**EXERCISE OBJECTIVE**
Your task is to work out how many lines in the data that follows hold "this" and to state that number alone.

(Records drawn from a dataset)
※ ※ ※

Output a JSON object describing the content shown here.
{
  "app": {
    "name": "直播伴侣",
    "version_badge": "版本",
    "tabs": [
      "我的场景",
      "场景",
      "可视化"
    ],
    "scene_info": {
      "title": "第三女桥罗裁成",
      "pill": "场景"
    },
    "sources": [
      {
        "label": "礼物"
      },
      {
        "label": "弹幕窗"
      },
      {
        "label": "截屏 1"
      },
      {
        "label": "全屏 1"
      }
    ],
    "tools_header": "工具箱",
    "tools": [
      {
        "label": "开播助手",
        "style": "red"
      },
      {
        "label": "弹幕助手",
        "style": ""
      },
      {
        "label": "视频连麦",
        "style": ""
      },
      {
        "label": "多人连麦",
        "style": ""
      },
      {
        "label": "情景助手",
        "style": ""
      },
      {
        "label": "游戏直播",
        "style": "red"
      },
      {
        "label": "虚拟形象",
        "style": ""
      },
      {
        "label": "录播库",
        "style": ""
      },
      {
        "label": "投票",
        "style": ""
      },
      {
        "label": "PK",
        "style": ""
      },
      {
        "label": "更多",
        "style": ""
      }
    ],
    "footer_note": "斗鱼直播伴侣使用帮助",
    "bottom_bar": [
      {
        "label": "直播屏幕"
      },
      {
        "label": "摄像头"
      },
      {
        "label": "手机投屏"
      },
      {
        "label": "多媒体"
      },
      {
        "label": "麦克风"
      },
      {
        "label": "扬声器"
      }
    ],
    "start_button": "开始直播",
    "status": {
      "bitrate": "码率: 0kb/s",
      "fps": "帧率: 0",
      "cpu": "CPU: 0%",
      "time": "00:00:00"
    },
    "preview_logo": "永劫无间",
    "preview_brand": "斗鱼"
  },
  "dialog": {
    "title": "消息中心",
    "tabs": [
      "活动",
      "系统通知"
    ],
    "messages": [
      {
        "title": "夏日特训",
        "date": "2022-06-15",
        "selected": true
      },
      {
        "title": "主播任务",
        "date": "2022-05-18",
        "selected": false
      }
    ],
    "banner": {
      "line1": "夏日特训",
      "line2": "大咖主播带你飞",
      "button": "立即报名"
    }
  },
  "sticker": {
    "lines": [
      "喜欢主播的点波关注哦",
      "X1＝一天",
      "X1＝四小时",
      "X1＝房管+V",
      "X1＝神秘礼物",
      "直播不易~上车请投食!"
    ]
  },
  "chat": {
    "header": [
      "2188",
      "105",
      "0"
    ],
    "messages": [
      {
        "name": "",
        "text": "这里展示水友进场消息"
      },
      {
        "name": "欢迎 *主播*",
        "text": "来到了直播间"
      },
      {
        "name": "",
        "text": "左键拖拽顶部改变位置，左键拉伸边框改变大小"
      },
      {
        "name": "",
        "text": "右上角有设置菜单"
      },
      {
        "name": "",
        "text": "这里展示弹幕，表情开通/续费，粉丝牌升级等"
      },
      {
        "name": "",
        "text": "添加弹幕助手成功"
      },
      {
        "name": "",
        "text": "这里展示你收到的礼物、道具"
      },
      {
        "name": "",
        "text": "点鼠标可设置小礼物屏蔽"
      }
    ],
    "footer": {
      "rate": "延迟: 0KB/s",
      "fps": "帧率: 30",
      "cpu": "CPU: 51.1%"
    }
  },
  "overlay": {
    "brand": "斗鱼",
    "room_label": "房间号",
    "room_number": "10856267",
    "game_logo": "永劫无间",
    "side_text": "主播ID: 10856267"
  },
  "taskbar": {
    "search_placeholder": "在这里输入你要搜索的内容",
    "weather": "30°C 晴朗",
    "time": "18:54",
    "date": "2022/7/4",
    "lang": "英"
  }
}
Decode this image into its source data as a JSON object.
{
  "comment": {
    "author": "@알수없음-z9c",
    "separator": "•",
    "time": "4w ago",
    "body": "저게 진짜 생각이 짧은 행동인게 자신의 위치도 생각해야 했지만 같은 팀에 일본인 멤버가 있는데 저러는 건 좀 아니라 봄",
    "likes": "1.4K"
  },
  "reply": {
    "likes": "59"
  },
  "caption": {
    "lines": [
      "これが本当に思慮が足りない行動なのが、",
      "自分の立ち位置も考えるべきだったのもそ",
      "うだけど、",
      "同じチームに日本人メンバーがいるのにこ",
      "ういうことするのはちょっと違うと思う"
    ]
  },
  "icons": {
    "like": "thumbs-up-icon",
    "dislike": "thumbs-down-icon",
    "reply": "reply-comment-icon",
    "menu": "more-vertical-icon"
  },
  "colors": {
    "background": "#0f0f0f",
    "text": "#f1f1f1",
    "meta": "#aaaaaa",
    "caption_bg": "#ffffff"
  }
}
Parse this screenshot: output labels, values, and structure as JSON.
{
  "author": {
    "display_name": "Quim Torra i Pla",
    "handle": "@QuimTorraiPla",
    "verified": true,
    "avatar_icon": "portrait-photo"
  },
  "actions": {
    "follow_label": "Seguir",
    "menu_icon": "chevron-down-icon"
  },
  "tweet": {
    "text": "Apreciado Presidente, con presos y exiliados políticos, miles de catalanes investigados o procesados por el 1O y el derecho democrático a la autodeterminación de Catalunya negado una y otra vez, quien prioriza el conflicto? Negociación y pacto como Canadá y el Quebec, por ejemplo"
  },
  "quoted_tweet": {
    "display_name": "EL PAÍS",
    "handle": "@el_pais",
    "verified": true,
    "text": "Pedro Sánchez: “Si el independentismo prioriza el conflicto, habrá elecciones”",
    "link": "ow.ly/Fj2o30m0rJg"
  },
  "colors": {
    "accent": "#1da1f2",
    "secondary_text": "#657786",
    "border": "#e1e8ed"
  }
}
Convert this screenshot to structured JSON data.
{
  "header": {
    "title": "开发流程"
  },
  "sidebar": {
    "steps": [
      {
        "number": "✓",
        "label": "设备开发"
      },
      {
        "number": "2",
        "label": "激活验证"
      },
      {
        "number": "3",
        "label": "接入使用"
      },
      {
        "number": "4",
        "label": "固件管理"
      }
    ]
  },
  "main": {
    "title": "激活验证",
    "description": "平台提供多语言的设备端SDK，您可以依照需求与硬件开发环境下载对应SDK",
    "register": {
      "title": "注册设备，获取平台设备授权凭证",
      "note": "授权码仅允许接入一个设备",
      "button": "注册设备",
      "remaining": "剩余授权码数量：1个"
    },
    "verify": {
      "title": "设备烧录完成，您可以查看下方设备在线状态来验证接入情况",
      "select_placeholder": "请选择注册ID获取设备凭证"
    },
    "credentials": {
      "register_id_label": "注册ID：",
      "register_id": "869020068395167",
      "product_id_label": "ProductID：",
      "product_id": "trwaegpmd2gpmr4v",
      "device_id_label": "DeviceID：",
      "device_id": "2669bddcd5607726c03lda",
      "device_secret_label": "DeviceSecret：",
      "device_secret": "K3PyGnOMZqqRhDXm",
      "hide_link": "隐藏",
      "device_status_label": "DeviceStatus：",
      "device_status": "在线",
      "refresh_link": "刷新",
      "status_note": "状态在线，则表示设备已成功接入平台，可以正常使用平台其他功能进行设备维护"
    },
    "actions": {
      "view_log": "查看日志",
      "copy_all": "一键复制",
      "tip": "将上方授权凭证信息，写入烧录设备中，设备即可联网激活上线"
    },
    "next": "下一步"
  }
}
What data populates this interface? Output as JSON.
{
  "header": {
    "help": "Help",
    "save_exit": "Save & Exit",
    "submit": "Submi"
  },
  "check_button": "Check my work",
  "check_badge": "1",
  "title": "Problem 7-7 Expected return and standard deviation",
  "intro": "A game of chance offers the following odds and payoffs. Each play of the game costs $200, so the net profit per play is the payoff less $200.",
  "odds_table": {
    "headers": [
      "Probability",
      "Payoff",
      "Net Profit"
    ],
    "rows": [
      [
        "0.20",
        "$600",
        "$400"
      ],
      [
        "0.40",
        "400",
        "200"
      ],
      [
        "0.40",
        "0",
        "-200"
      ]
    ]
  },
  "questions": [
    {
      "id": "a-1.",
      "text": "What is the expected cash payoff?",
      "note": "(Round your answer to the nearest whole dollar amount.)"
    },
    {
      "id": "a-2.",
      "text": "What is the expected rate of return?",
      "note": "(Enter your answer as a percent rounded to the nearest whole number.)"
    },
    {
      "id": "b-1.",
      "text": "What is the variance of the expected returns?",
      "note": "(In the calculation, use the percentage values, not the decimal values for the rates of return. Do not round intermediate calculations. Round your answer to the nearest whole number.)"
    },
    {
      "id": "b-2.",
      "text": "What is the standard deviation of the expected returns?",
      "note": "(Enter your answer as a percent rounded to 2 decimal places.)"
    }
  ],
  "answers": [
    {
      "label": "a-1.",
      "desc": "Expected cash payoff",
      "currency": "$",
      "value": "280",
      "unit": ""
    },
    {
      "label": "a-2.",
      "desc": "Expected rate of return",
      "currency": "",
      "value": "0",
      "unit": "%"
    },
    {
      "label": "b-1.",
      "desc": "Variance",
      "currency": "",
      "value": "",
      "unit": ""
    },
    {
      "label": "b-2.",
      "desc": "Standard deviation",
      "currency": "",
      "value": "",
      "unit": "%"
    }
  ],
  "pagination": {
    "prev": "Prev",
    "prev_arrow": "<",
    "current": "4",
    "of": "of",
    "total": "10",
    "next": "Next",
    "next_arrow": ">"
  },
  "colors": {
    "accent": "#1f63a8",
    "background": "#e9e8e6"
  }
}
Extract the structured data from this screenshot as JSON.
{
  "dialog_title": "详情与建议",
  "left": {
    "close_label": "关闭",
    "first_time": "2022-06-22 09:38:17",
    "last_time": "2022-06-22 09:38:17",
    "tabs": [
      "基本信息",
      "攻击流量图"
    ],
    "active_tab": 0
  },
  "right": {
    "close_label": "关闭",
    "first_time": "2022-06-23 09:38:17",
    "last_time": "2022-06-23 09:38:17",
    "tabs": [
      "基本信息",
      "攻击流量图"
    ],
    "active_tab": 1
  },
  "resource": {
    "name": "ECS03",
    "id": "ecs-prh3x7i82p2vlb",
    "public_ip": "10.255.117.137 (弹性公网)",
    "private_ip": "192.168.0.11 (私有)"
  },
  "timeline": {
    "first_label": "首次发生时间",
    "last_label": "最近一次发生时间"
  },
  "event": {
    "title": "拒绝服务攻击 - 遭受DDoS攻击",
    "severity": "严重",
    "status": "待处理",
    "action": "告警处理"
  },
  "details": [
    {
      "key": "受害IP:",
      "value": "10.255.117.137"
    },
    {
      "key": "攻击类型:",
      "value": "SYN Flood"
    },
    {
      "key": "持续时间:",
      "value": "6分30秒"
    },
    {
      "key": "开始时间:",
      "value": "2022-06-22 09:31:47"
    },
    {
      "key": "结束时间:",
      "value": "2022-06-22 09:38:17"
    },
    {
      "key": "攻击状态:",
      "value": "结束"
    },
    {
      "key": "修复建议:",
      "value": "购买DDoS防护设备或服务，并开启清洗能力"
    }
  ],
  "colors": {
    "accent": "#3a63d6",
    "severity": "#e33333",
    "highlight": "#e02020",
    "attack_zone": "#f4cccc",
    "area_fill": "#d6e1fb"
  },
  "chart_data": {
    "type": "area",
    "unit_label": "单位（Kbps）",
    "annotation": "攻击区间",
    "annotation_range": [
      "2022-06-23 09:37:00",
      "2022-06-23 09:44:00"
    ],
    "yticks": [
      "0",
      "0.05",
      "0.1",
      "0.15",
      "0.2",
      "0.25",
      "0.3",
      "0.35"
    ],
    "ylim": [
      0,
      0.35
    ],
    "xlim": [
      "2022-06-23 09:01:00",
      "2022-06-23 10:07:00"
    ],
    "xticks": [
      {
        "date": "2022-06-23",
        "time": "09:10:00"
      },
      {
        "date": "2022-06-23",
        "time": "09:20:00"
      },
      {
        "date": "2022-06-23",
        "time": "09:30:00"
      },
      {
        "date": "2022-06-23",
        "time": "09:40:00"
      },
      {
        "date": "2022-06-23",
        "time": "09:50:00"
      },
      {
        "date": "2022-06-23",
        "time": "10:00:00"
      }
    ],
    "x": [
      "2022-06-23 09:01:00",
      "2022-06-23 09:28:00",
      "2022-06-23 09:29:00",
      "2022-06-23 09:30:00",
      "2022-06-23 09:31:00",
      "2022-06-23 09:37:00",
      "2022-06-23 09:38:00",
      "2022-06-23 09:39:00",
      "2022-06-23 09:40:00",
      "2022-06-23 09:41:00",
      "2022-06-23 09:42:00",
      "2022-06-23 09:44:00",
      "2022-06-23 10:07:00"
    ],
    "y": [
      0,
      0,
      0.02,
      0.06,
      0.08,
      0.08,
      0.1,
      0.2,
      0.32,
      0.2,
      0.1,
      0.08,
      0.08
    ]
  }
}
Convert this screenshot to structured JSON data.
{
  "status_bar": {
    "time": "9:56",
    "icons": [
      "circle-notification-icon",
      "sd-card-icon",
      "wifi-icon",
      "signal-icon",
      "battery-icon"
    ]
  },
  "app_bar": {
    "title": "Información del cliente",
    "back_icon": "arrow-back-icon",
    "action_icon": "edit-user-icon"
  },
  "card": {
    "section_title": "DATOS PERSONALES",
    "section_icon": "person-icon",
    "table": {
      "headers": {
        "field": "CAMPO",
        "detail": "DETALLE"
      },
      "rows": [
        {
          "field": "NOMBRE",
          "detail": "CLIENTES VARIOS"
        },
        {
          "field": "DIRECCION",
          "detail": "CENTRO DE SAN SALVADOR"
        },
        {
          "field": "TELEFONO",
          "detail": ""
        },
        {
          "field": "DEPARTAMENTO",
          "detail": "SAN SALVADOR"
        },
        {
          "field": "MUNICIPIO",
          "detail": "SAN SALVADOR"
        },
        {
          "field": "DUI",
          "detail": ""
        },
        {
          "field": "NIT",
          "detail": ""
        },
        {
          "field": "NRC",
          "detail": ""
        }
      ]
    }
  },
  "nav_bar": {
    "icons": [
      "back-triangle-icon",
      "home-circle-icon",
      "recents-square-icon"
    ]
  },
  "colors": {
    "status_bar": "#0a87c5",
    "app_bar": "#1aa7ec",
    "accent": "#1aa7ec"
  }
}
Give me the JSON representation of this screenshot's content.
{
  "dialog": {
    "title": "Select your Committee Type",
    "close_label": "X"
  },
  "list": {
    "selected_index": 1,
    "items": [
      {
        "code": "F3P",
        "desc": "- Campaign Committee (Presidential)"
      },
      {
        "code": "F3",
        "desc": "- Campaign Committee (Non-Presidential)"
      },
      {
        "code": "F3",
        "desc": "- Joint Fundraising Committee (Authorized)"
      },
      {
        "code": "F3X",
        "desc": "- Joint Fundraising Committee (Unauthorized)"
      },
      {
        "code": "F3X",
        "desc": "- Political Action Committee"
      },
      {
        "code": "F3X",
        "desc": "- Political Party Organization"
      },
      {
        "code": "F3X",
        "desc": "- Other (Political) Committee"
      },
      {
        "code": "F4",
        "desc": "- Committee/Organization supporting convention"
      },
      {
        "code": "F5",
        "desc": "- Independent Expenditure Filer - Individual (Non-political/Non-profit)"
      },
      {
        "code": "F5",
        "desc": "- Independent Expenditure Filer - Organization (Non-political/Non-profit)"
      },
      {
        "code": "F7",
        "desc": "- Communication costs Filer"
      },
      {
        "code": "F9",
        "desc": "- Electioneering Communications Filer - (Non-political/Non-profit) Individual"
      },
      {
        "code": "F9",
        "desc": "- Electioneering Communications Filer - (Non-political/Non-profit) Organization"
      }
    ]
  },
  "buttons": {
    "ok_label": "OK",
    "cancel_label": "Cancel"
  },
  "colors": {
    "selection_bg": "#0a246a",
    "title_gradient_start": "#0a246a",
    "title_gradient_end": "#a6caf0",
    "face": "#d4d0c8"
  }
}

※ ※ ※

**ANSWER SECTION**
7